"""

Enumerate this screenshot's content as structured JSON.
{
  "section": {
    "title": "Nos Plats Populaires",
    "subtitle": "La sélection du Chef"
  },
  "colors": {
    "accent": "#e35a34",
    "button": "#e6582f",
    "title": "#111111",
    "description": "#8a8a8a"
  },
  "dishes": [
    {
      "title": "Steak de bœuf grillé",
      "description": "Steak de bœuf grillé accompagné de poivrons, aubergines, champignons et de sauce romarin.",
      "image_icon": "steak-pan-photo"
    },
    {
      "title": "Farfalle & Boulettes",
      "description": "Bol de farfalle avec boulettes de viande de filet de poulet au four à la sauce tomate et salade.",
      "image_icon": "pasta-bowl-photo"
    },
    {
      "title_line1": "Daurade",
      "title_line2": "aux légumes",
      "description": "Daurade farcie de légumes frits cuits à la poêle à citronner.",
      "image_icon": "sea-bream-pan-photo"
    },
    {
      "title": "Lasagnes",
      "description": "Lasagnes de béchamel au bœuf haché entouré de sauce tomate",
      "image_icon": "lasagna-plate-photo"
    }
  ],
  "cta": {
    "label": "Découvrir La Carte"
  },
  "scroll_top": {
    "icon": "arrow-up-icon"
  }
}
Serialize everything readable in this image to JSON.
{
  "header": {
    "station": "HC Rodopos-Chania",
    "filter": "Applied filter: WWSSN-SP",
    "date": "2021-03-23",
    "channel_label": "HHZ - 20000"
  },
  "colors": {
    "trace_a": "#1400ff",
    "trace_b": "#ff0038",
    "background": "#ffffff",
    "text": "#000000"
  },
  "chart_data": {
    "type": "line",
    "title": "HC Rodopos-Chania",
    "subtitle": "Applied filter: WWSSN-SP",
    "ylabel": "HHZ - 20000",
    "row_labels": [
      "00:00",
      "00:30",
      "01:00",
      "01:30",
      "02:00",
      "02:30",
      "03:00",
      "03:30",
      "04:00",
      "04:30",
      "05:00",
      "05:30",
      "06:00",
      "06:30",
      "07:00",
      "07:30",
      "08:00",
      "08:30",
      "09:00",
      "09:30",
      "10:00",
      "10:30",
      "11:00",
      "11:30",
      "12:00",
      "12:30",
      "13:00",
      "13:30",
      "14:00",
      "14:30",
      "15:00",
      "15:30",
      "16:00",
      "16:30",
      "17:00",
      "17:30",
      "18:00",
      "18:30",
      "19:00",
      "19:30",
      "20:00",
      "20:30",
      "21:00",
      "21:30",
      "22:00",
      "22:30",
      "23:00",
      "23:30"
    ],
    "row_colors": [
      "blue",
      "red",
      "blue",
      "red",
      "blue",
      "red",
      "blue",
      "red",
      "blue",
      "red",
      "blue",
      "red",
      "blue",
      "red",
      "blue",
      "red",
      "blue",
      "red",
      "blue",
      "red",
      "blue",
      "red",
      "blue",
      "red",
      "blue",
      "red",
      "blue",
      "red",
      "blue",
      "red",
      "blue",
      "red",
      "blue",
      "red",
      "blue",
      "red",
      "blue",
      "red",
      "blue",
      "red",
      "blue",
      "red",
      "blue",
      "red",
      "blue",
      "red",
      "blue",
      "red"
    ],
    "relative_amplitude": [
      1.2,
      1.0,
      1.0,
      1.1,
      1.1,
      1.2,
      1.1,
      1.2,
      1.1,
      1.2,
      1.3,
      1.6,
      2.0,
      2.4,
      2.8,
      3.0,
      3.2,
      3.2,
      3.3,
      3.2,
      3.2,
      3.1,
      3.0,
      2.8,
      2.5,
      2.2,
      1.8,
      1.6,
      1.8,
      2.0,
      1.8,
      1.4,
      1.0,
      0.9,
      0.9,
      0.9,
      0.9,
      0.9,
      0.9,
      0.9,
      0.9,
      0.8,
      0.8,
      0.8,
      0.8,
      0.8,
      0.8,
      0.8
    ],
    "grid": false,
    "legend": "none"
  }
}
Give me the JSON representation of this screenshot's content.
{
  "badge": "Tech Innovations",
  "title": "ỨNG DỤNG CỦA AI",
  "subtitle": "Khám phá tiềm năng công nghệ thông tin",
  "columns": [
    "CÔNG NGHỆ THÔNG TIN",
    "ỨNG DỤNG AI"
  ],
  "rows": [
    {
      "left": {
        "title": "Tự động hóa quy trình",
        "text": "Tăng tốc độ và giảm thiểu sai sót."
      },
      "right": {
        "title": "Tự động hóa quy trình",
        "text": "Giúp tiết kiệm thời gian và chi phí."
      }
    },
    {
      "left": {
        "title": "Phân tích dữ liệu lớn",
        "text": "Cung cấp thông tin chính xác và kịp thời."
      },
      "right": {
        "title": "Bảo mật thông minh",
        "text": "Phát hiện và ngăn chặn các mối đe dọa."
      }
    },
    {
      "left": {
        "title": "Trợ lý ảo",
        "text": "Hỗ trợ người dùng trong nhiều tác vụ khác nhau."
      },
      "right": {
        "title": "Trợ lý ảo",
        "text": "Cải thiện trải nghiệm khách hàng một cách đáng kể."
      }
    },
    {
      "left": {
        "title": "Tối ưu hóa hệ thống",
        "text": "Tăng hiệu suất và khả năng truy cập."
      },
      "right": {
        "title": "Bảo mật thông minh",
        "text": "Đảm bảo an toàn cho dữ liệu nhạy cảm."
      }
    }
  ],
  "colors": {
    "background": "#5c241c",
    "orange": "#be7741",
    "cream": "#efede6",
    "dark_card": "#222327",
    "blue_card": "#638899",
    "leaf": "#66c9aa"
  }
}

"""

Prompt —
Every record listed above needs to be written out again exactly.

Response —
Enumerate this screenshot's content as structured JSON.
{
  "section": {
    "title": "Nos Plats Populaires",
    "subtitle": "La sélection du Chef"
  },
  "colors": {
    "accent": "#e35a34",
    "button": "#e6582f",
    "title": "#111111",
    "description": "#8a8a8a"
  },
  "dishes": [
    {
      "title": "Steak de bœuf grillé",
      "description": "Steak de bœuf grillé accompagné de poivrons, aubergines, champignons et de sauce romarin.",
      "image_icon": "steak-pan-photo"
    },
    {
      "title": "Farfalle & Boulettes",
      "description": "Bol de farfalle avec boulettes de viande de filet de poulet au four à la sauce tomate et salade.",
      "image_icon": "pasta-bowl-photo"
    },
    {
      "title_line1": "Daurade",
      "title_line2": "aux légumes",
      "description": "Daurade farcie de légumes frits cuits à la poêle à citronner.",
      "image_icon": "sea-bream-pan-photo"
    },
    {
      "title": "Lasagnes",
      "description": "Lasagnes de béchamel au bœuf haché entouré de sauce tomate",
      "image_icon": "lasagna-plate-photo"
    }
  ],
  "cta": {
    "label": "Découvrir La Carte"
  },
  "scroll_top": {
    "icon": "arrow-up-icon"
  }
}
Serialize everything readable in this image to JSON.
{
  "header": {
    "station": "HC Rodopos-Chania",
    "filter": "Applied filter: WWSSN-SP",
    "date": "2021-03-23",
    "channel_label": "HHZ - 20000"
  },
  "colors": {
    "trace_a": "#1400ff",
    "trace_b": "#ff0038",
    "background": "#ffffff",
    "text": "#000000"
  },
  "chart_data": {
    "type": "line",
    "title": "HC Rodopos-Chania",
    "subtitle": "Applied filter: WWSSN-SP",
    "ylabel": "HHZ - 20000",
    "row_labels": [
      "00:00",
      "00:30",
      "01:00",
      "01:30",
      "02:00",
      "02:30",
      "03:00",
      "03:30",
      "04:00",
      "04:30",
      "05:00",
      "05:30",
      "06:00",
      "06:30",
      "07:00",
      "07:30",
      "08:00",
      "08:30",
      "09:00",
      "09:30",
      "10:00",
      "10:30",
      "11:00",
      "11:30",
      "12:00",
      "12:30",
      "13:00",
      "13:30",
      "14:00",
      "14:30",
      "15:00",
      "15:30",
      "16:00",
      "16:30",
      "17:00",
      "17:30",
      "18:00",
      "18:30",
      "19:00",
      "19:30",
      "20:00",
      "20:30",
      "21:00",
      "21:30",
      "22:00",
      "22:30",
      "23:00",
      "23:30"
    ],
    "row_colors": [
      "blue",
      "red",
      "blue",
      "red",
      "blue",
      "red",
      "blue",
      "red",
      "blue",
      "red",
      "blue",
      "red",
      "blue",
      "red",
      "blue",
      "red",
      "blue",
      "red",
      "blue",
      "red",
      "blue",
      "red",
      "blue",
      "red",
      "blue",
      "red",
      "blue",
      "red",
      "blue",
      "red",
      "blue",
      "red",
      "blue",
      "red",
      "blue",
      "red",
      "blue",
      "red",
      "blue",
      "red",
      "blue",
      "red",
      "blue",
      "red",
      "blue",
      "red",
      "blue",
      "red"
    ],
    "relative_amplitude": [
      1.2,
      1.0,
      1.0,
      1.1,
      1.1,
      1.2,
      1.1,
      1.2,
      1.1,
      1.2,
      1.3,
      1.6,
      2.0,
      2.4,
      2.8,
      3.0,
      3.2,
      3.2,
      3.3,
      3.2,
      3.2,
      3.1,
      3.0,
      2.8,
      2.5,
      2.2,
      1.8,
      1.6,
      1.8,
      2.0,
      1.8,
      1.4,
      1.0,
      0.9,
      0.9,
      0.9,
      0.9,
      0.9,
      0.9,
      0.9,
      0.9,
      0.8,
      0.8,
      0.8,
      0.8,
      0.8,
      0.8,
      0.8
    ],
    "grid": false,
    "legend": "none"
  }
}
Give me the JSON representation of this screenshot's content.
{
  "badge": "Tech Innovations",
  "title": "ỨNG DỤNG CỦA AI",
  "subtitle": "Khám phá tiềm năng công nghệ thông tin",
  "columns": [
    "CÔNG NGHỆ THÔNG TIN",
    "ỨNG DỤNG AI"
  ],
  "rows": [
    {
      "left": {
        "title": "Tự động hóa quy trình",
        "text": "Tăng tốc độ và giảm thiểu sai sót."
      },
      "right": {
        "title": "Tự động hóa quy trình",
        "text": "Giúp tiết kiệm thời gian và chi phí."
      }
    },
    {
      "left": {
        "title": "Phân tích dữ liệu lớn",
        "text": "Cung cấp thông tin chính xác và kịp thời."
      },
      "right": {
        "title": "Bảo mật thông minh",
        "text": "Phát hiện và ngăn chặn các mối đe dọa."
      }
    },
    {
      "left": {
        "title": "Trợ lý ảo",
        "text": "Hỗ trợ người dùng trong nhiều tác vụ khác nhau."
      },
      "right": {
        "title": "Trợ lý ảo",
        "text": "Cải thiện trải nghiệm khách hàng một cách đáng kể."
      }
    },
    {
      "left": {
        "title": "Tối ưu hóa hệ thống",
        "text": "Tăng hiệu suất và khả năng truy cập."
      },
      "right": {
        "title": "Bảo mật thông minh",
        "text": "Đảm bảo an toàn cho dữ liệu nhạy cảm."
      }
    }
  ],
  "colors": {
    "background": "#5c241c",
    "orange": "#be7741",
    "cream": "#efede6",
    "dark_card": "#222327",
    "blue_card": "#638899",
    "leaf": "#66c9aa"
  }
}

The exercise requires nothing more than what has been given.